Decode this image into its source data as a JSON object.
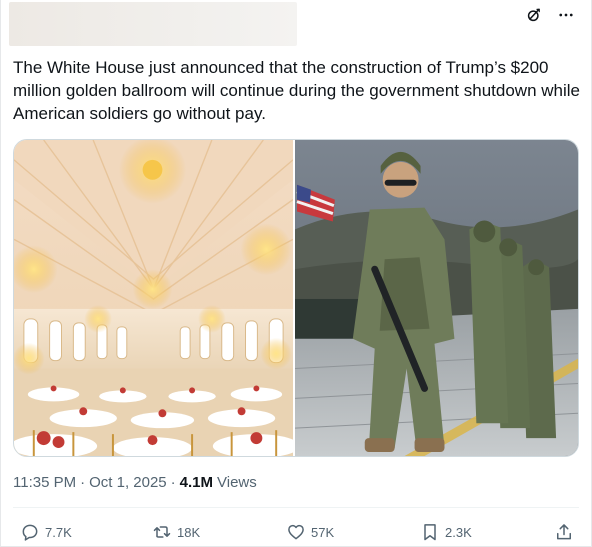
{
  "post": {
    "text": "The White House just announced that the construction of Trump’s $200 million golden ballroom will continue during the government shutdown while American soldiers go without pay.",
    "time": "11:35 PM",
    "separator1": "·",
    "date": "Oct 1, 2025",
    "separator2": "·",
    "views_count": "4.1M",
    "views_label": "Views"
  },
  "actions": {
    "replies": "7.7K",
    "reposts": "18K",
    "likes": "57K",
    "bookmarks": "2.3K"
  },
  "icons": {
    "grok": "grok-icon",
    "more": "more-icon",
    "reply": "reply-icon",
    "repost": "repost-icon",
    "like": "heart-icon",
    "bookmark": "bookmark-icon",
    "share": "share-icon"
  },
  "images": [
    {
      "subject": "golden-ballroom-rendering"
    },
    {
      "subject": "soldiers-marching"
    }
  ],
  "colors": {
    "text": "#0f1419",
    "secondary": "#536471",
    "divider": "#eff3f4"
  }
}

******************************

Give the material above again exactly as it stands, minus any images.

Decode this image into its source data as a JSON object.
{
  "post": {
    "text": "The White House just announced that the construction of Trump’s $200 million golden ballroom will continue during the government shutdown while American soldiers go without pay.",
    "time": "11:35 PM",
    "separator1": "·",
    "date": "Oct 1, 2025",
    "separator2": "·",
    "views_count": "4.1M",
    "views_label": "Views"
  },
  "actions": {
    "replies": "7.7K",
    "reposts": "18K",
    "likes": "57K",
    "bookmarks": "2.3K"
  },
  "icons": {
    "grok": "grok-icon",
    "more": "more-icon",
    "reply": "reply-icon",
    "repost": "repost-icon",
    "like": "heart-icon",
    "bookmark": "bookmark-icon",
    "share": "share-icon"
  },
  "images": [
    {
      "subject": "golden-ballroom-rendering"
    },
    {
      "subject": "soldiers-marching"
    }
  ],
  "colors": {
    "text": "#0f1419",
    "secondary": "#536471",
    "divider": "#eff3f4"
  }
}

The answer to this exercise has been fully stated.